(Exercise): Restate the entries below exactly, and keep all images out of the answer.
─── Supplied data ───
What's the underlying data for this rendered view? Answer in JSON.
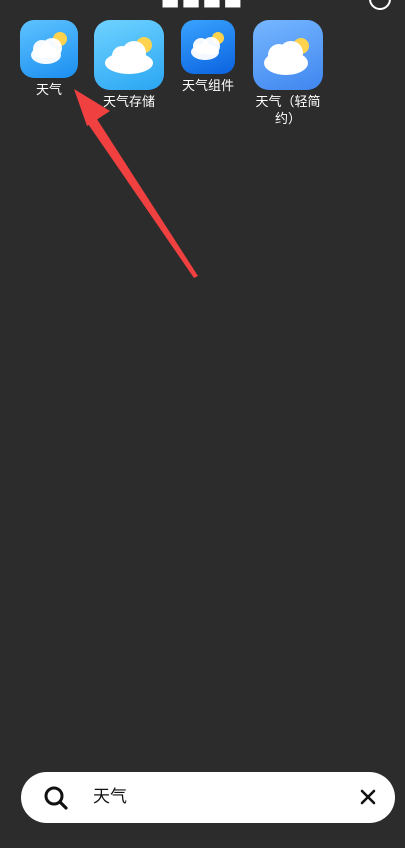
{
  "header": {
    "title": "■■■■"
  },
  "apps": [
    {
      "label": "天气",
      "icon": "weather-cloud-sun-icon"
    },
    {
      "label": "天气存储",
      "icon": "weather-cloud-sun-icon"
    },
    {
      "label": "天气组件",
      "icon": "weather-cloud-sun-icon"
    },
    {
      "label": "天气（轻简\n约）",
      "icon": "weather-cloud-sun-icon"
    }
  ],
  "search": {
    "value": "天气",
    "icon": "search-icon",
    "clear_icon": "close-icon"
  },
  "annotation": {
    "color": "#f04040"
  }
}
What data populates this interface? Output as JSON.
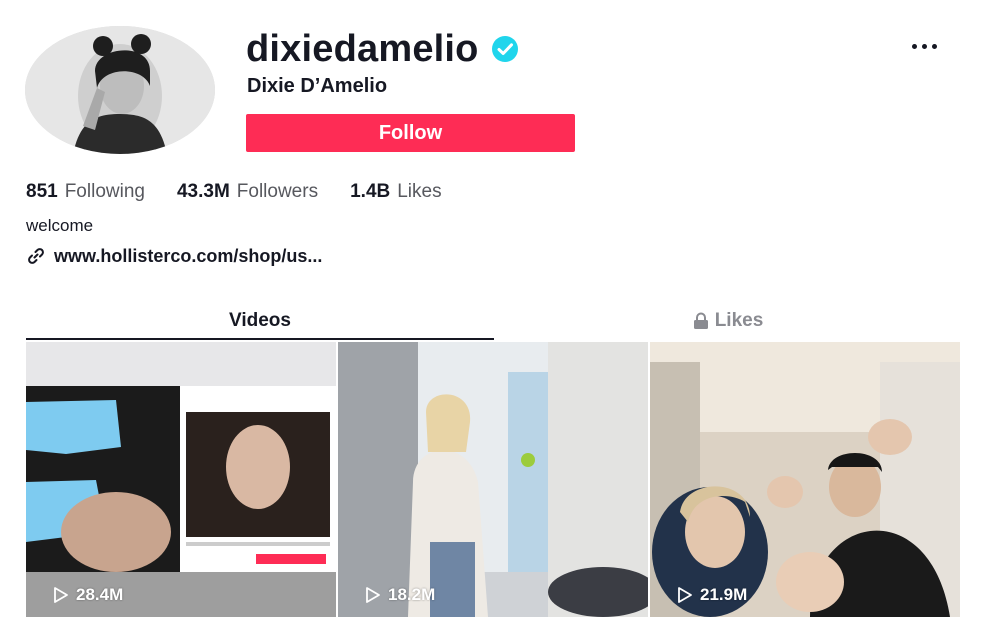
{
  "profile": {
    "username": "dixiedamelio",
    "display_name": "Dixie D’Amelio",
    "verified": true,
    "follow_label": "Follow",
    "bio": "welcome",
    "link": "www.hollisterco.com/shop/us..."
  },
  "stats": [
    {
      "value": "851",
      "label": "Following"
    },
    {
      "value": "43.3M",
      "label": "Followers"
    },
    {
      "value": "1.4B",
      "label": "Likes"
    }
  ],
  "tabs": [
    {
      "label": "Videos",
      "active": true
    },
    {
      "label": "Likes",
      "locked": true
    }
  ],
  "videos": [
    {
      "views": "28.4M"
    },
    {
      "views": "18.2M"
    },
    {
      "views": "21.9M"
    }
  ],
  "colors": {
    "follow_button": "#fe2c55",
    "verified_badge": "#20d5ec",
    "text_primary": "#161823",
    "text_secondary": "#57585e",
    "inactive_tab": "#8a8b91"
  },
  "icons": {
    "verified": "verified-check-icon",
    "more": "ellipsis-icon",
    "link": "chain-link-icon",
    "lock": "lock-icon",
    "play": "play-outline-icon"
  }
}
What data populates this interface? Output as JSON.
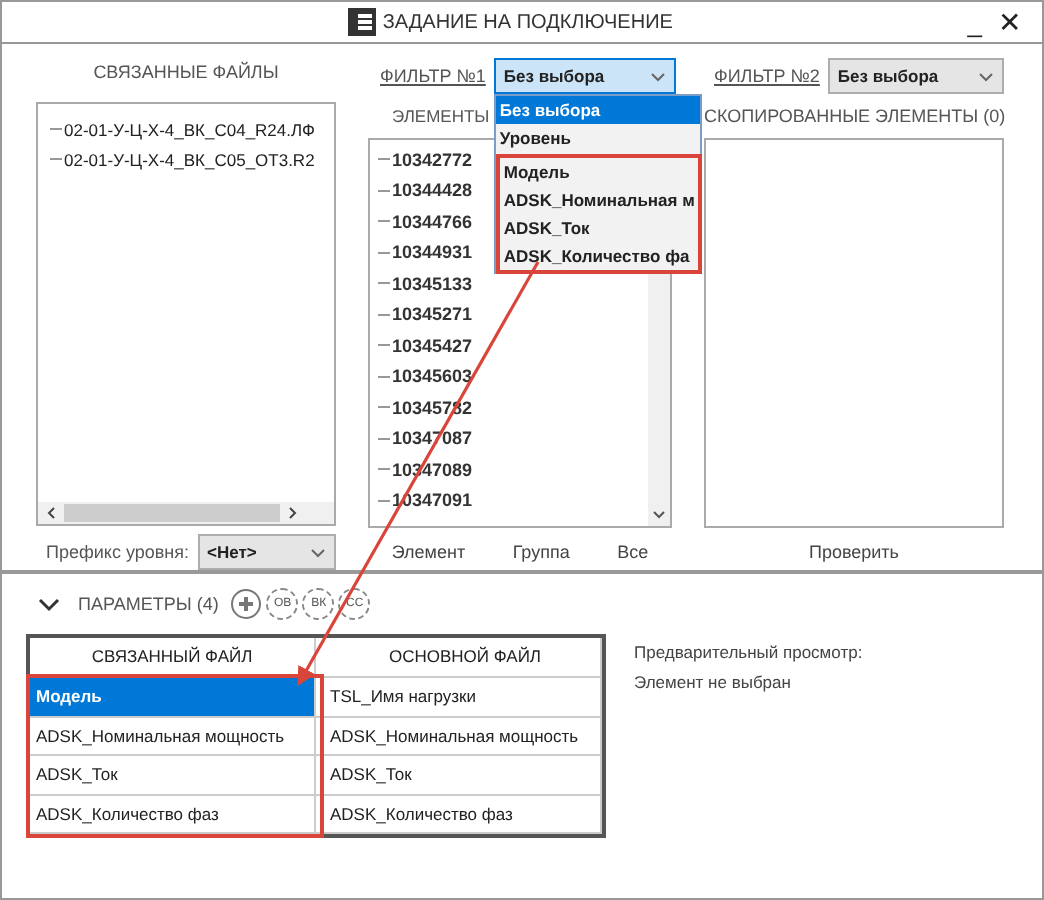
{
  "window": {
    "title": "ЗАДАНИЕ НА ПОДКЛЮЧЕНИЕ",
    "minimize": "_",
    "close": "✕"
  },
  "linked_files": {
    "title": "СВЯЗАННЫЕ ФАЙЛЫ",
    "items": [
      "02-01-У-Ц-Х-4_ВК_С04_R24.ЛФ",
      "02-01-У-Ц-Х-4_ВК_С05_ОТ3.R2"
    ],
    "prefix_label": "Префикс уровня:",
    "prefix_value": "<Нет>"
  },
  "filter1": {
    "label": "ФИЛЬТР №1",
    "value": "Без выбора",
    "expanded": true,
    "options": [
      {
        "label": "Без выбора",
        "selected": true,
        "highlighted": false
      },
      {
        "label": "Уровень",
        "selected": false,
        "highlighted": false
      },
      {
        "label": "Модель",
        "selected": false,
        "highlighted": true
      },
      {
        "label": "ADSK_Номинальная м",
        "selected": false,
        "highlighted": true
      },
      {
        "label": "ADSK_Ток",
        "selected": false,
        "highlighted": true
      },
      {
        "label": "ADSK_Количество фа",
        "selected": false,
        "highlighted": true
      }
    ]
  },
  "elements": {
    "title": "ЭЛЕМЕНТЫ",
    "items": [
      "10342772",
      "10344428",
      "10344766",
      "10344931",
      "10345133",
      "10345271",
      "10345427",
      "10345603",
      "10345782",
      "10347087",
      "10347089",
      "10347091"
    ],
    "buttons": [
      "Элемент",
      "Группа",
      "Все"
    ]
  },
  "filter2": {
    "label": "ФИЛЬТР №2",
    "value": "Без выбора"
  },
  "copied": {
    "title": "СКОПИРОВАННЫЕ ЭЛЕМЕНТЫ (0)",
    "button": "Проверить"
  },
  "parameters": {
    "title": "ПАРАМЕТРЫ (4)",
    "expanded": true,
    "tools": [
      {
        "kind": "add"
      },
      {
        "kind": "text",
        "label": "ОВ"
      },
      {
        "kind": "text",
        "label": "ВК"
      },
      {
        "kind": "text",
        "label": "СС"
      }
    ],
    "table": {
      "columns": [
        "СВЯЗАННЫЙ ФАЙЛ",
        "ОСНОВНОЙ ФАЙЛ"
      ],
      "linked_highlighted": true,
      "rows": [
        {
          "linked": "Модель",
          "main": "TSL_Имя нагрузки",
          "selected": true
        },
        {
          "linked": "ADSK_Номинальная мощность",
          "main": "ADSK_Номинальная мощность",
          "selected": false
        },
        {
          "linked": "ADSK_Ток",
          "main": "ADSK_Ток",
          "selected": false
        },
        {
          "linked": "ADSK_Количество фаз",
          "main": "ADSK_Количество фаз",
          "selected": false
        }
      ]
    },
    "preview": [
      "Предварительный просмотр:",
      "Элемент не выбран"
    ]
  },
  "annotation": {
    "arrow": true
  }
}
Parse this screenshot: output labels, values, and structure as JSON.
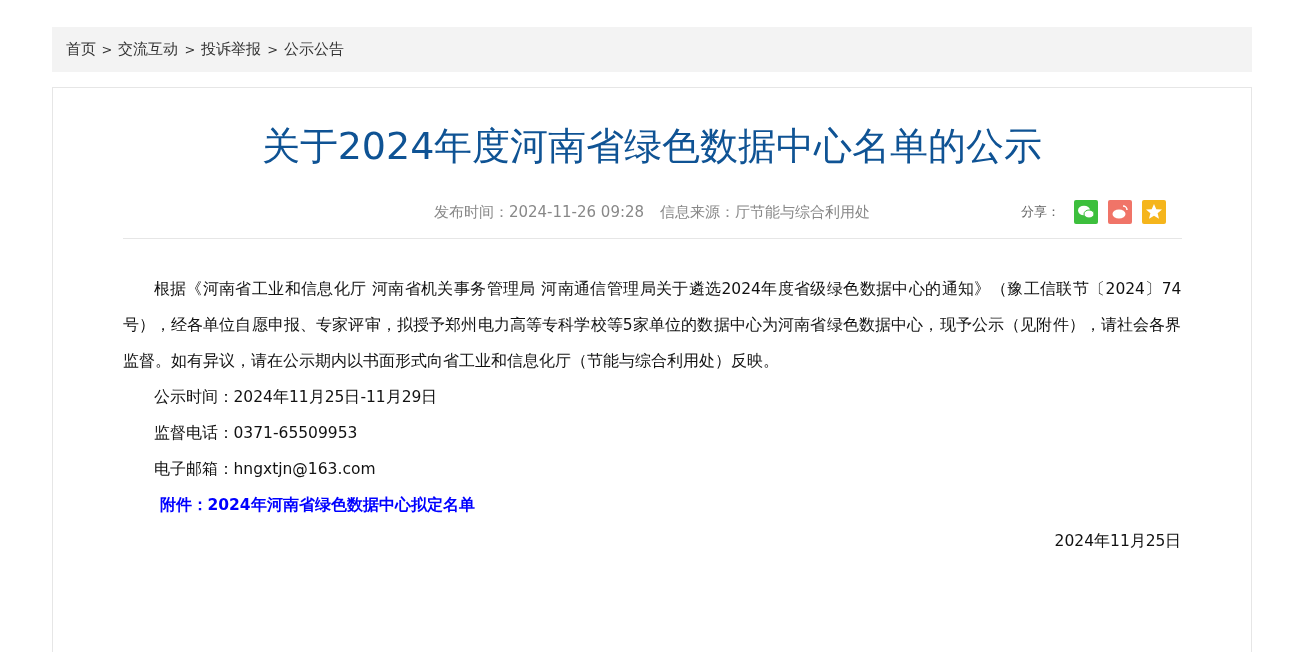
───
(Output for this task):
What's the underlying data for this rendered view? Answer in JSON.
{
  "header": {
    "title": "■■■■"
  },
  "apps": [
    {
      "label": "天气",
      "icon": "weather-cloud-sun-icon"
    },
    {
      "label": "天气存储",
      "icon": "weather-cloud-sun-icon"
    },
    {
      "label": "天气组件",
      "icon": "weather-cloud-sun-icon"
    },
    {
      "label": "天气（轻简\n约）",
      "icon": "weather-cloud-sun-icon"
    }
  ],
  "search": {
    "value": "天气",
    "icon": "search-icon",
    "clear_icon": "close-icon"
  },
  "annotation": {
    "color": "#f04040"
  }
}
What data populates this interface? Output as JSON.
{
  "profile": {
    "username": "dixiedamelio",
    "display_name": "Dixie D’Amelio",
    "verified": true,
    "follow_label": "Follow",
    "bio": "welcome",
    "link": "www.hollisterco.com/shop/us..."
  },
  "stats": [
    {
      "value": "851",
      "label": "Following"
    },
    {
      "value": "43.3M",
      "label": "Followers"
    },
    {
      "value": "1.4B",
      "label": "Likes"
    }
  ],
  "tabs": [
    {
      "label": "Videos",
      "active": true
    },
    {
      "label": "Likes",
      "locked": true
    }
  ],
  "videos": [
    {
      "views": "28.4M"
    },
    {
      "views": "18.2M"
    },
    {
      "views": "21.9M"
    }
  ],
  "colors": {
    "follow_button": "#fe2c55",
    "verified_badge": "#20d5ec",
    "text_primary": "#161823",
    "text_secondary": "#57585e",
    "inactive_tab": "#8a8b91"
  },
  "icons": {
    "verified": "verified-check-icon",
    "more": "ellipsis-icon",
    "link": "chain-link-icon",
    "lock": "lock-icon",
    "play": "play-outline-icon"
  }
}
What data populates this interface? Output as JSON.
{
  "window": {
    "title": "ЗАДАНИЕ НА ПОДКЛЮЧЕНИЕ",
    "minimize": "_",
    "close": "✕"
  },
  "linked_files": {
    "title": "СВЯЗАННЫЕ ФАЙЛЫ",
    "items": [
      "02-01-У-Ц-Х-4_ВК_С04_R24.ЛФ",
      "02-01-У-Ц-Х-4_ВК_С05_ОТ3.R2"
    ],
    "prefix_label": "Префикс уровня:",
    "prefix_value": "<Нет>"
  },
  "filter1": {
    "label": "ФИЛЬТР №1",
    "value": "Без выбора",
    "expanded": true,
    "options": [
      {
        "label": "Без выбора",
        "selected": true,
        "highlighted": false
      },
      {
        "label": "Уровень",
        "selected": false,
        "highlighted": false
      },
      {
        "label": "Модель",
        "selected": false,
        "highlighted": true
      },
      {
        "label": "ADSK_Номинальная м",
        "selected": false,
        "highlighted": true
      },
      {
        "label": "ADSK_Ток",
        "selected": false,
        "highlighted": true
      },
      {
        "label": "ADSK_Количество фа",
        "selected": false,
        "highlighted": true
      }
    ]
  },
  "elements": {
    "title": "ЭЛЕМЕНТЫ",
    "items": [
      "10342772",
      "10344428",
      "10344766",
      "10344931",
      "10345133",
      "10345271",
      "10345427",
      "10345603",
      "10345782",
      "10347087",
      "10347089",
      "10347091"
    ],
    "buttons": [
      "Элемент",
      "Группа",
      "Все"
    ]
  },
  "filter2": {
    "label": "ФИЛЬТР №2",
    "value": "Без выбора"
  },
  "copied": {
    "title": "СКОПИРОВАННЫЕ ЭЛЕМЕНТЫ (0)",
    "button": "Проверить"
  },
  "parameters": {
    "title": "ПАРАМЕТРЫ (4)",
    "expanded": true,
    "tools": [
      {
        "kind": "add"
      },
      {
        "kind": "text",
        "label": "ОВ"
      },
      {
        "kind": "text",
        "label": "ВК"
      },
      {
        "kind": "text",
        "label": "СС"
      }
    ],
    "table": {
      "columns": [
        "СВЯЗАННЫЙ ФАЙЛ",
        "ОСНОВНОЙ ФАЙЛ"
      ],
      "linked_highlighted": true,
      "rows": [
        {
          "linked": "Модель",
          "main": "TSL_Имя нагрузки",
          "selected": true
        },
        {
          "linked": "ADSK_Номинальная мощность",
          "main": "ADSK_Номинальная мощность",
          "selected": false
        },
        {
          "linked": "ADSK_Ток",
          "main": "ADSK_Ток",
          "selected": false
        },
        {
          "linked": "ADSK_Количество фаз",
          "main": "ADSK_Количество фаз",
          "selected": false
        }
      ]
    },
    "preview": [
      "Предварительный просмотр:",
      "Элемент не выбран"
    ]
  },
  "annotation": {
    "arrow": true
  }
}
Parse this screenshot: output labels, values, and structure as JSON.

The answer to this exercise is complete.